"The Michael Jackson Tapes" breaks little in the way of new ground but the book by Shmuley Boteach, based on 30 hours of taped interviews, provides firsthand detail about the performer's excesses and obsessions.
"I don't want to be seen now," Jackson confessed. "Because I am like a lizard. It is horrible."
Jackson died June 25 at age 50. His death is being treated as a homicide.
The self-described "King of Pop" seemed to sense during the interviews in 2000 and 2001 that his life was winding down. "I would like some way to disappear where people don't see me anymore at some point," Jackson said. "I don't want to grow old. I never want to look in the mirror and see that."
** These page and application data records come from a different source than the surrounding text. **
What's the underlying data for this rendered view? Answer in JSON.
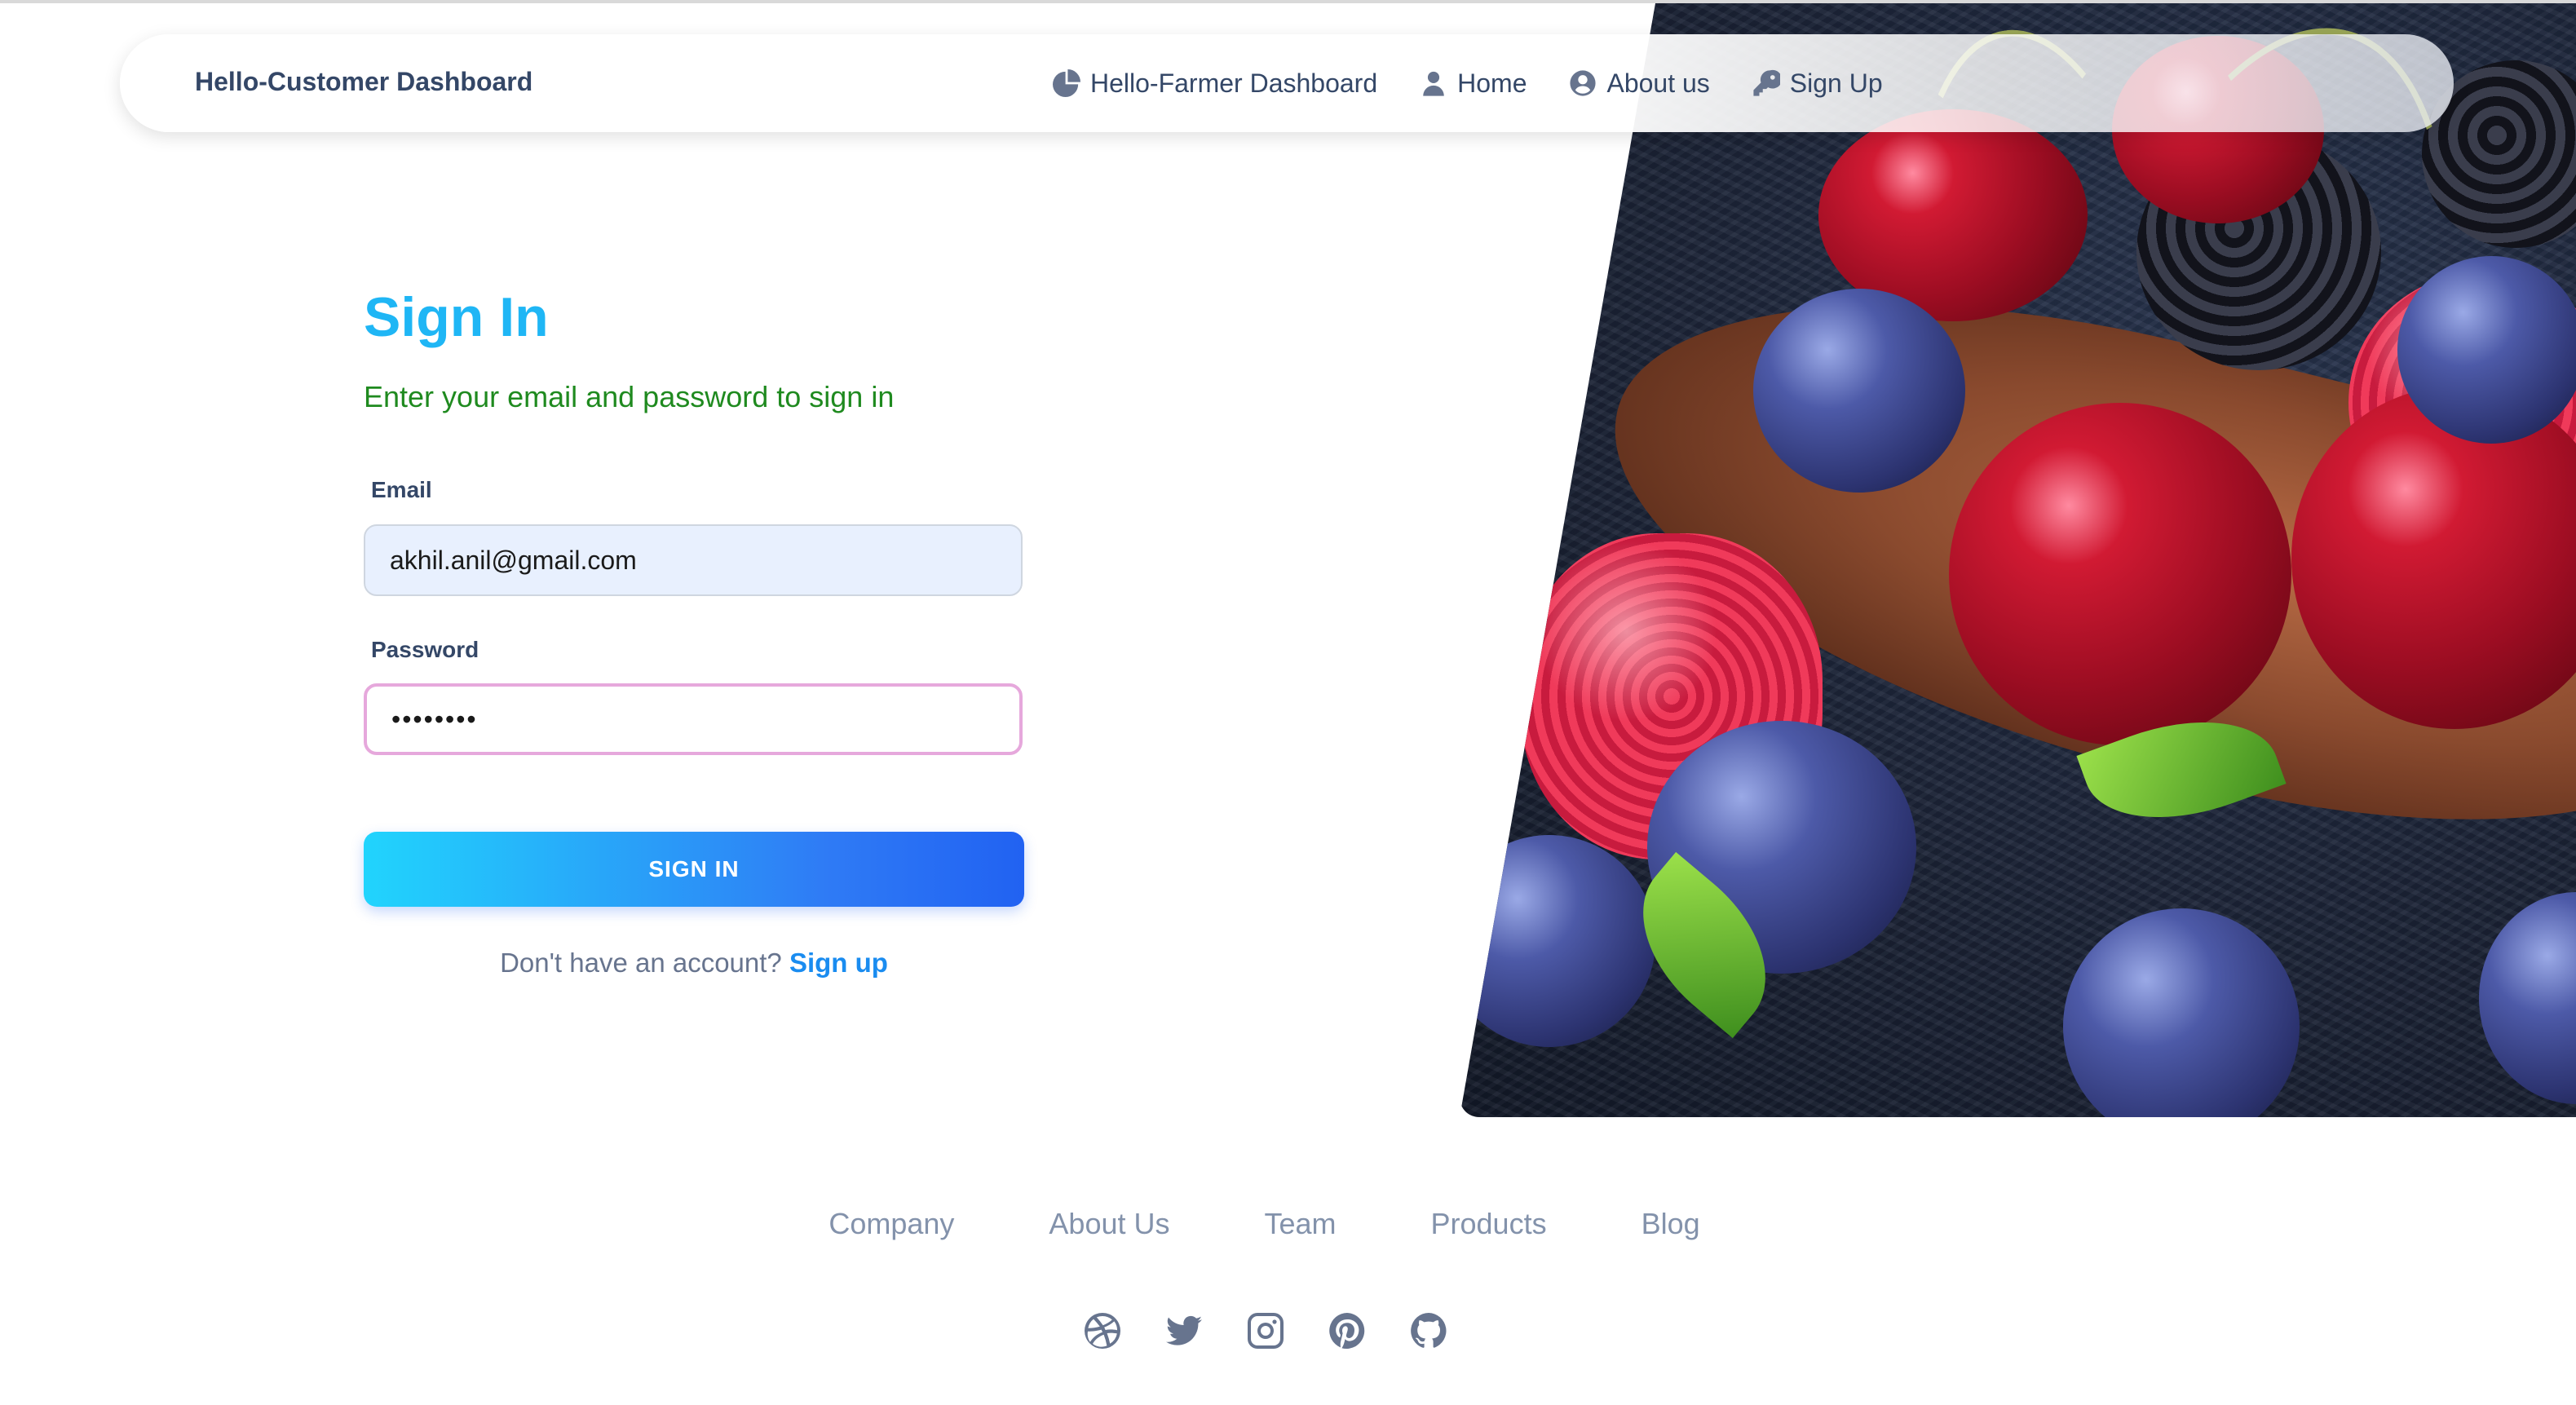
{
  "navbar": {
    "brand": "Hello-Customer Dashboard",
    "links": [
      {
        "label": "Hello-Farmer Dashboard",
        "icon": "pie-chart-icon"
      },
      {
        "label": "Home",
        "icon": "user-icon"
      },
      {
        "label": "About us",
        "icon": "user-circle-icon"
      },
      {
        "label": "Sign Up",
        "icon": "key-icon"
      }
    ]
  },
  "signin": {
    "title": "Sign In",
    "subtitle": "Enter your email and password to sign in",
    "email_label": "Email",
    "email_value": "akhil.anil@gmail.com",
    "password_label": "Password",
    "password_value": "••••••••",
    "button_label": "SIGN IN",
    "prompt_text": "Don't have an account?",
    "signup_link": "Sign up"
  },
  "footer": {
    "links": [
      "Company",
      "About Us",
      "Team",
      "Products",
      "Blog"
    ],
    "socials": [
      "dribbble-icon",
      "twitter-icon",
      "instagram-icon",
      "pinterest-icon",
      "github-icon"
    ]
  },
  "colors": {
    "title": "#1fb6f5",
    "subtitle": "#1f8a1f",
    "button_start": "#21d4fd",
    "button_end": "#2162f2",
    "link": "#1a8cf0"
  }
}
"He lost the will to live," Boteach said Friday on NBC television. "I think he was just going through the motions of life toward the end."
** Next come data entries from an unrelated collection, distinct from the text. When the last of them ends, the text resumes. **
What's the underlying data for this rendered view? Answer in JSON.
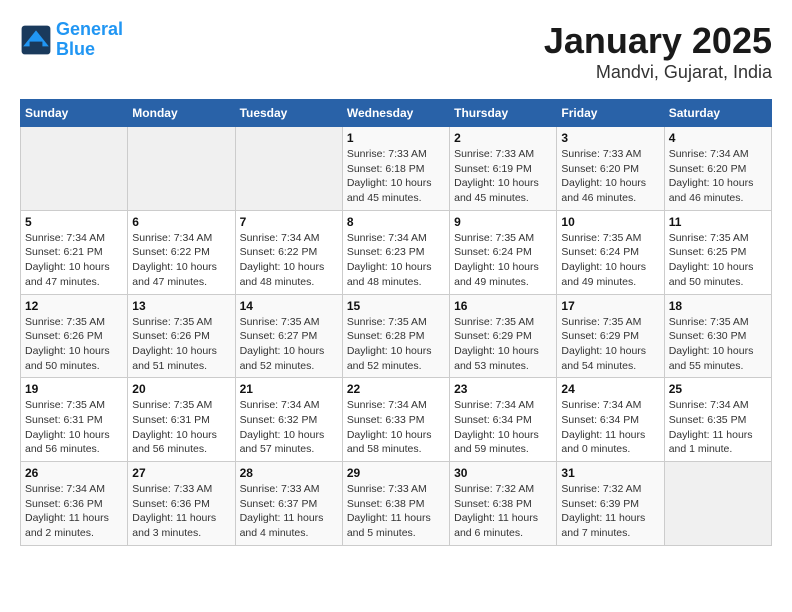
{
  "header": {
    "logo_line1": "General",
    "logo_line2": "Blue",
    "title": "January 2025",
    "subtitle": "Mandvi, Gujarat, India"
  },
  "weekdays": [
    "Sunday",
    "Monday",
    "Tuesday",
    "Wednesday",
    "Thursday",
    "Friday",
    "Saturday"
  ],
  "weeks": [
    [
      {
        "day": "",
        "info": ""
      },
      {
        "day": "",
        "info": ""
      },
      {
        "day": "",
        "info": ""
      },
      {
        "day": "1",
        "info": "Sunrise: 7:33 AM\nSunset: 6:18 PM\nDaylight: 10 hours and 45 minutes."
      },
      {
        "day": "2",
        "info": "Sunrise: 7:33 AM\nSunset: 6:19 PM\nDaylight: 10 hours and 45 minutes."
      },
      {
        "day": "3",
        "info": "Sunrise: 7:33 AM\nSunset: 6:20 PM\nDaylight: 10 hours and 46 minutes."
      },
      {
        "day": "4",
        "info": "Sunrise: 7:34 AM\nSunset: 6:20 PM\nDaylight: 10 hours and 46 minutes."
      }
    ],
    [
      {
        "day": "5",
        "info": "Sunrise: 7:34 AM\nSunset: 6:21 PM\nDaylight: 10 hours and 47 minutes."
      },
      {
        "day": "6",
        "info": "Sunrise: 7:34 AM\nSunset: 6:22 PM\nDaylight: 10 hours and 47 minutes."
      },
      {
        "day": "7",
        "info": "Sunrise: 7:34 AM\nSunset: 6:22 PM\nDaylight: 10 hours and 48 minutes."
      },
      {
        "day": "8",
        "info": "Sunrise: 7:34 AM\nSunset: 6:23 PM\nDaylight: 10 hours and 48 minutes."
      },
      {
        "day": "9",
        "info": "Sunrise: 7:35 AM\nSunset: 6:24 PM\nDaylight: 10 hours and 49 minutes."
      },
      {
        "day": "10",
        "info": "Sunrise: 7:35 AM\nSunset: 6:24 PM\nDaylight: 10 hours and 49 minutes."
      },
      {
        "day": "11",
        "info": "Sunrise: 7:35 AM\nSunset: 6:25 PM\nDaylight: 10 hours and 50 minutes."
      }
    ],
    [
      {
        "day": "12",
        "info": "Sunrise: 7:35 AM\nSunset: 6:26 PM\nDaylight: 10 hours and 50 minutes."
      },
      {
        "day": "13",
        "info": "Sunrise: 7:35 AM\nSunset: 6:26 PM\nDaylight: 10 hours and 51 minutes."
      },
      {
        "day": "14",
        "info": "Sunrise: 7:35 AM\nSunset: 6:27 PM\nDaylight: 10 hours and 52 minutes."
      },
      {
        "day": "15",
        "info": "Sunrise: 7:35 AM\nSunset: 6:28 PM\nDaylight: 10 hours and 52 minutes."
      },
      {
        "day": "16",
        "info": "Sunrise: 7:35 AM\nSunset: 6:29 PM\nDaylight: 10 hours and 53 minutes."
      },
      {
        "day": "17",
        "info": "Sunrise: 7:35 AM\nSunset: 6:29 PM\nDaylight: 10 hours and 54 minutes."
      },
      {
        "day": "18",
        "info": "Sunrise: 7:35 AM\nSunset: 6:30 PM\nDaylight: 10 hours and 55 minutes."
      }
    ],
    [
      {
        "day": "19",
        "info": "Sunrise: 7:35 AM\nSunset: 6:31 PM\nDaylight: 10 hours and 56 minutes."
      },
      {
        "day": "20",
        "info": "Sunrise: 7:35 AM\nSunset: 6:31 PM\nDaylight: 10 hours and 56 minutes."
      },
      {
        "day": "21",
        "info": "Sunrise: 7:34 AM\nSunset: 6:32 PM\nDaylight: 10 hours and 57 minutes."
      },
      {
        "day": "22",
        "info": "Sunrise: 7:34 AM\nSunset: 6:33 PM\nDaylight: 10 hours and 58 minutes."
      },
      {
        "day": "23",
        "info": "Sunrise: 7:34 AM\nSunset: 6:34 PM\nDaylight: 10 hours and 59 minutes."
      },
      {
        "day": "24",
        "info": "Sunrise: 7:34 AM\nSunset: 6:34 PM\nDaylight: 11 hours and 0 minutes."
      },
      {
        "day": "25",
        "info": "Sunrise: 7:34 AM\nSunset: 6:35 PM\nDaylight: 11 hours and 1 minute."
      }
    ],
    [
      {
        "day": "26",
        "info": "Sunrise: 7:34 AM\nSunset: 6:36 PM\nDaylight: 11 hours and 2 minutes."
      },
      {
        "day": "27",
        "info": "Sunrise: 7:33 AM\nSunset: 6:36 PM\nDaylight: 11 hours and 3 minutes."
      },
      {
        "day": "28",
        "info": "Sunrise: 7:33 AM\nSunset: 6:37 PM\nDaylight: 11 hours and 4 minutes."
      },
      {
        "day": "29",
        "info": "Sunrise: 7:33 AM\nSunset: 6:38 PM\nDaylight: 11 hours and 5 minutes."
      },
      {
        "day": "30",
        "info": "Sunrise: 7:32 AM\nSunset: 6:38 PM\nDaylight: 11 hours and 6 minutes."
      },
      {
        "day": "31",
        "info": "Sunrise: 7:32 AM\nSunset: 6:39 PM\nDaylight: 11 hours and 7 minutes."
      },
      {
        "day": "",
        "info": ""
      }
    ]
  ]
}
Boteach is an orthodox Jewish rabbi who has written self-help books with names like "Kosher Sex" and "Shalom in the Home." He was introduced to Jackson in 1999 through Uri Geller, a British entertainer, and acted as his confidant for many years. At times, the transcribed tapes sound like counseling sessions. Boteach said he and Jackson recorded the tapes with the idea of giving the public a more accurate image of the reclusive entertainer. Boteach said he soured on the book - originally slated for release in 2003. Boteach said Jackson began pushing him away as he criticized his departure from the recovery program they had set up - improvements that included waking up at a decent hour and not being alone with kids other than Jackson's own, for public relations purposes.
The friendship ended with Jackson's second arrest on charges of sexually abusing a child. Boteach said he resurrected the project after Jackson died because attitudes toward him had softened. In conversations, Jackson is quick to see himself as a victim and quick to criticize relatives - especially his father, who, Jackson said, beat him with an electric cord.
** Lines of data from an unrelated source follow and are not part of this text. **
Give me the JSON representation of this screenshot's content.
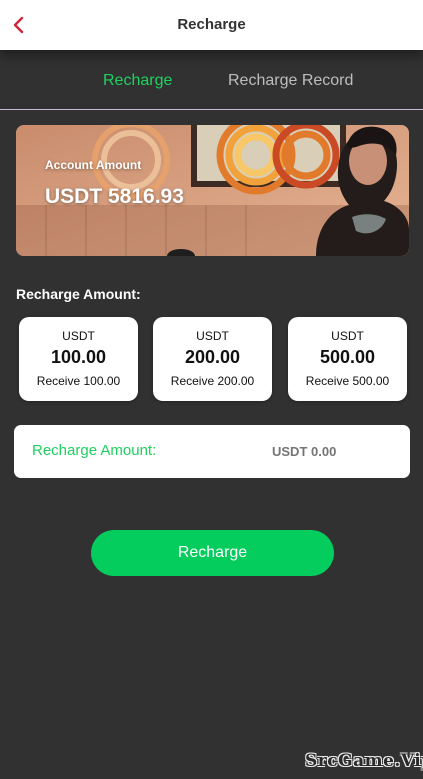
{
  "header": {
    "title": "Recharge",
    "back_icon": "chevron-left-icon",
    "accent_color": "#d0263c"
  },
  "tabs": [
    {
      "label": "Recharge",
      "active": true
    },
    {
      "label": "Recharge Record",
      "active": false
    }
  ],
  "account": {
    "label": "Account Amount",
    "balance": "USDT 5816.93"
  },
  "recharge": {
    "section_label": "Recharge Amount:",
    "options": [
      {
        "currency": "USDT",
        "amount": "100.00",
        "receive": "Receive 100.00"
      },
      {
        "currency": "USDT",
        "amount": "200.00",
        "receive": "Receive 200.00"
      },
      {
        "currency": "USDT",
        "amount": "500.00",
        "receive": "Receive 500.00"
      }
    ],
    "input_label": "Recharge Amount:",
    "input_value": "USDT 0.00",
    "submit_label": "Recharge"
  },
  "colors": {
    "background": "#313131",
    "accent_green": "#1ed15f",
    "button_green": "#04cc5d"
  },
  "watermark": "SrcGame.Vip"
}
"He was rough," Jackson says of his father. "The way he would beat you hard, you know, was hard."
Ken Sunshine, a spokesman for the Jackson family, said Friday: "We will not dignify this with a comment."
The book makes it clear Jackson was interested in women sexually but very shy. He tells Boteach he had never asked a woman out on a date, although he admitted to having sexually charged phone conversations with Madonna.
In recounting one conversation, he said: "Madonna laid down the law to me before we went out," saying, "'I am not going to Disneyland, okay? That's out."'
Jackson said Madonna was jealous of him because his female fans screamed and swooned while her male fans were less demonstrative. He recalled her crying in admiration at one of his concerts. When contacted Friday, Madonna's spokeswoman, Liz Rosenberg, said, "Madonna has very fond feelings for Michael Jackson, and I don't think anything in the book is going to change that."
Associated Press Television Writer Frazier Moore in New York contributed to this report.